Reproductive Health Education for Women Stems AIDS, AGI Holds
The Guttmacher Report on Public Policy proclaims that "[a]t long last, the international community appears to be coming together in a concerted effort to combat the AIDS pandemic that has overtaken much of the developing world," citing reproductive health education efforts made by several international bodies to prevent the spread of HIV. The Joint United Nations Program on HIV/AIDS has "responded definitively" that family planning and reproductive health care are an "integral part" of the fight against AIDS, not contributing to the disease by encouraging sex or fostering population declines as some critics suggest. UNAIDS "emphasized" in a 1999 report that "reproductive health care has a central role to play in AIDS prevention, and (it) should be given the highest priority in the fight against the epidemic." AIDS, now the fourth-highest cause of death around the world and leading cause of death in Africa, is projected to create population declines in "at least" three African nations -- Botswana, South Africa and Zimbabwe -- due to "soaring" infant mortality and "sharp reductions" in life expectancy. In sub-Saharan Africa, 55% of those infected with HIV are women, who biologically are "more vulnerable" to infection than men.
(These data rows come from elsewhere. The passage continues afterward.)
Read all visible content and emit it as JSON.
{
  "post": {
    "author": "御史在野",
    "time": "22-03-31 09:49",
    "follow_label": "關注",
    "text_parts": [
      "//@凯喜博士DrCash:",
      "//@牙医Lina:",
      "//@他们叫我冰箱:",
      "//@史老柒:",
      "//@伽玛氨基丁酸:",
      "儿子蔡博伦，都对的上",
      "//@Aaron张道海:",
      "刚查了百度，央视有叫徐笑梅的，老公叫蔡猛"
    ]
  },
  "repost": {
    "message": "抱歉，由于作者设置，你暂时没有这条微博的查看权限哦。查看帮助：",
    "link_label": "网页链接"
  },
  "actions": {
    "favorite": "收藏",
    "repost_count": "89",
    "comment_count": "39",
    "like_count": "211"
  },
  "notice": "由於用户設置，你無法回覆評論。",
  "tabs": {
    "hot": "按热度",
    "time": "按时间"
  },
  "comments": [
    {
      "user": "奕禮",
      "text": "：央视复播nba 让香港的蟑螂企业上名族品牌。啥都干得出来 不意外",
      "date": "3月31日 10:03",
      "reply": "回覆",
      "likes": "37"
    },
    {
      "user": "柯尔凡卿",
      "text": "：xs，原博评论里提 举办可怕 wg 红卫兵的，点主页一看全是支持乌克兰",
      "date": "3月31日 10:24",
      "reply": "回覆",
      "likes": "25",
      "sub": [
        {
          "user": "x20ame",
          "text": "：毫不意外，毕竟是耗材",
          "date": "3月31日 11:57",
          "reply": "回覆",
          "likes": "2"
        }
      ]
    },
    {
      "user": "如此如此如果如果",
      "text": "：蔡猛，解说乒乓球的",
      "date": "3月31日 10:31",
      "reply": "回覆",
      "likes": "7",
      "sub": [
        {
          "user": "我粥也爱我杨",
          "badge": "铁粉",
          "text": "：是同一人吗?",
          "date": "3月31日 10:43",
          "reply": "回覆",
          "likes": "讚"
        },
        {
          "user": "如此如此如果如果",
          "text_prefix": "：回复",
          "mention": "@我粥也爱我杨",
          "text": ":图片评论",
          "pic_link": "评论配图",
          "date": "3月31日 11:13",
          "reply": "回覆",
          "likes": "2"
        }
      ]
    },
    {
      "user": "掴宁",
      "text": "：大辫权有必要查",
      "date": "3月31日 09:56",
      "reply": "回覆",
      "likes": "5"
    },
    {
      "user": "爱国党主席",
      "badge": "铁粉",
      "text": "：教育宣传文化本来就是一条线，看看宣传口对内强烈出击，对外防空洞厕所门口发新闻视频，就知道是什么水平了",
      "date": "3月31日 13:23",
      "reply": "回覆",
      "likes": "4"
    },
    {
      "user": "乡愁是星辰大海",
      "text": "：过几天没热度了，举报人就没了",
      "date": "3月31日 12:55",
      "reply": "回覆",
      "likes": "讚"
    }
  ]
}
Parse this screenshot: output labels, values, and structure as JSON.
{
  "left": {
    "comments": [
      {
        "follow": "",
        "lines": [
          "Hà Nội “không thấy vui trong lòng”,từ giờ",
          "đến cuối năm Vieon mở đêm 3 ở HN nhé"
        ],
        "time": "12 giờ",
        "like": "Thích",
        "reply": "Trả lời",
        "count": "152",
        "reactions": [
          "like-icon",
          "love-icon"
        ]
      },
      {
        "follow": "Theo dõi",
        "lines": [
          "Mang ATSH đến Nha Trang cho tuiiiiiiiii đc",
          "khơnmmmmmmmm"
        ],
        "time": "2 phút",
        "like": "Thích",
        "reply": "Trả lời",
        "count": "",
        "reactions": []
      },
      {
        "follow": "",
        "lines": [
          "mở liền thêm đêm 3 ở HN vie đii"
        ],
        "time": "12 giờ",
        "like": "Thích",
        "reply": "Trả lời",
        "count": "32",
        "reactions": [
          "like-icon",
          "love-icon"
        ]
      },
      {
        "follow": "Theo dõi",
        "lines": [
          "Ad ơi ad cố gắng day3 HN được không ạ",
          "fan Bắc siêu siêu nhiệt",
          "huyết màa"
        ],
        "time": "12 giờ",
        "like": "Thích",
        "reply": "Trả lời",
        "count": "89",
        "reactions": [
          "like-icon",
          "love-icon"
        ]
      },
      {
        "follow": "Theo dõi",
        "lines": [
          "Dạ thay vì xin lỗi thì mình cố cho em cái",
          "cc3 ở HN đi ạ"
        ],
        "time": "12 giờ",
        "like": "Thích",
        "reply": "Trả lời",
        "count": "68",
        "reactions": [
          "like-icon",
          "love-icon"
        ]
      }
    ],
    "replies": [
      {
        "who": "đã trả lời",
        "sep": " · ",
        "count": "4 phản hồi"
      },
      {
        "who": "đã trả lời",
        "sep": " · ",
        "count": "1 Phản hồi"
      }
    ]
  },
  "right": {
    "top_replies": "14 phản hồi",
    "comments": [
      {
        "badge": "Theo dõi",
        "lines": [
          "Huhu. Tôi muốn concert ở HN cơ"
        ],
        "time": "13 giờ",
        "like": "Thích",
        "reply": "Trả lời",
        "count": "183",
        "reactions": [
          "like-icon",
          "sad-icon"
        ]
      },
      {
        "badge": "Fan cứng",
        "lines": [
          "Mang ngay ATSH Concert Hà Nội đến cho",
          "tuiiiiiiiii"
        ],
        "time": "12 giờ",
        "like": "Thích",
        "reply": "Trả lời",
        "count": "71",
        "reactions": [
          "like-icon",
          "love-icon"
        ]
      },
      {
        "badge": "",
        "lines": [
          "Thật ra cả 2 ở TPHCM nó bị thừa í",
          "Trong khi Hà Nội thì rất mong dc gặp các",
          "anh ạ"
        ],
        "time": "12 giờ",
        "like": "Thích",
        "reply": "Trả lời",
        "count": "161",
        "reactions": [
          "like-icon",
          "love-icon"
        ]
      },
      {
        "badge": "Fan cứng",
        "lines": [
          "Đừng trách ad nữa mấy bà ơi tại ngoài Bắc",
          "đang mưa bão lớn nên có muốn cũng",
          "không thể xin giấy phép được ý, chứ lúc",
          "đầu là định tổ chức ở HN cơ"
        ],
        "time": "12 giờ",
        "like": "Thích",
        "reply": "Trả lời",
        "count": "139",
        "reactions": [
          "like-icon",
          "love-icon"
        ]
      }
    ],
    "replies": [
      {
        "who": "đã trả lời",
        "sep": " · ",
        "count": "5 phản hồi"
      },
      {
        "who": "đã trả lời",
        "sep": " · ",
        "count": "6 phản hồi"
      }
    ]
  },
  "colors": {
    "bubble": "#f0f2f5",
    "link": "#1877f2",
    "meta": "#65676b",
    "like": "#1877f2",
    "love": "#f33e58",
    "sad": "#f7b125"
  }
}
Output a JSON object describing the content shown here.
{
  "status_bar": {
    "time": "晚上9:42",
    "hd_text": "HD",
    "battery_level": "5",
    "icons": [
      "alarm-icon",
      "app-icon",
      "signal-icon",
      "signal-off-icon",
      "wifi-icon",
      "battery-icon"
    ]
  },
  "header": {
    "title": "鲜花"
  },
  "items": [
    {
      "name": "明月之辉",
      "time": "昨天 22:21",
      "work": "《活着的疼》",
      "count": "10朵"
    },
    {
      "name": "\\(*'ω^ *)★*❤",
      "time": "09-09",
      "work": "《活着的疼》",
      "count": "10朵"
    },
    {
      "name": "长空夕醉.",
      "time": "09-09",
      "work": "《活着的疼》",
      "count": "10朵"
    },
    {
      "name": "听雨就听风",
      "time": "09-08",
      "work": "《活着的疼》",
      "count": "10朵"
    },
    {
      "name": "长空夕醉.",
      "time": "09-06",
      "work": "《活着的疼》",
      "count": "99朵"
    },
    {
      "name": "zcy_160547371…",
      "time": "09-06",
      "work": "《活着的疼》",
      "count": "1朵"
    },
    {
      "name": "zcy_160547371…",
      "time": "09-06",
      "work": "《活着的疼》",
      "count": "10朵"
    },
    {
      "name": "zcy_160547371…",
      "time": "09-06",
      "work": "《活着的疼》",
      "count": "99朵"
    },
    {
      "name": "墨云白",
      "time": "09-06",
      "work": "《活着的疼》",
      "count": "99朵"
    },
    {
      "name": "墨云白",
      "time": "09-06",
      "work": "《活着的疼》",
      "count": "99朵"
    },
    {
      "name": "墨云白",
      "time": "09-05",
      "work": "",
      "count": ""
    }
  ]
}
But the Guttmacher Report states that "the most fundamental factor accounting for women's higher susceptibility to HIV/AIDS, and the one that is perhaps the most difficult to overcome, has to do with the prevailing social, cultural and economic norms that limit the formal education women receive, the information about reproductive health available to them [and] their ability to negotiate safer sex or to say no to sex at all." In addition, Geeta Rau Gupta, president of the International Center for Research on Women, said, "HIV-positive women bear a double burden: They are infected and they are women." As a result, African women have begun to seek "more control over their lives," and the demand for family planning services has "evolved slowly" in Africa. Women "want the right to determine the timing and spacing of their children," and in turn, "a woman who has attained some degree of autonomy increases her chances of escaping HIV infection," Gupta explained. The report states that women may be motivated by the AIDS epidemic to avoid unintended pregnancy, because even for those with access to antiretroviral therapy, an HIV-positive woman who becomes pregnant is at a high risk of passing the virus to her infant during pregnancy, in delivery or through breastfeeding. Margaret Neuse, director of the U.S. Agency for International Development's Office of Population, said, "In settings where HIV or sexually transmitted disease prevalence is high, information and counseling about how to effectively avoid unwanted pregnancy should also include information about how women can protect themselves against exposure to sexually transmitted disease, including HIV." Voluntary HIV/AIDS counseling and access to confidential testing services are important for women choosing a protective contraceptive, she added. At the 1994 U.N.-sponsored International Conference on Population and Development in Cairo, a "revolutionary worldwide consensus emerged" that recognized a successful population program as one that facilitates women's autonomy and better educates them, improves legal rights and offers higher-quality reproductive and health services. The Guttmacher Report concludes, "These are at the center of the post-Cairo population agenda and, not surprisingly, at the core of successful AIDS prevention strategies as well" (Cohen, Guttmacher Report on Public Policy, 10/00).This is part of the KHN Morning Briefing, a summary of health policy coverage from major news organizations. Sign up for an email subscription.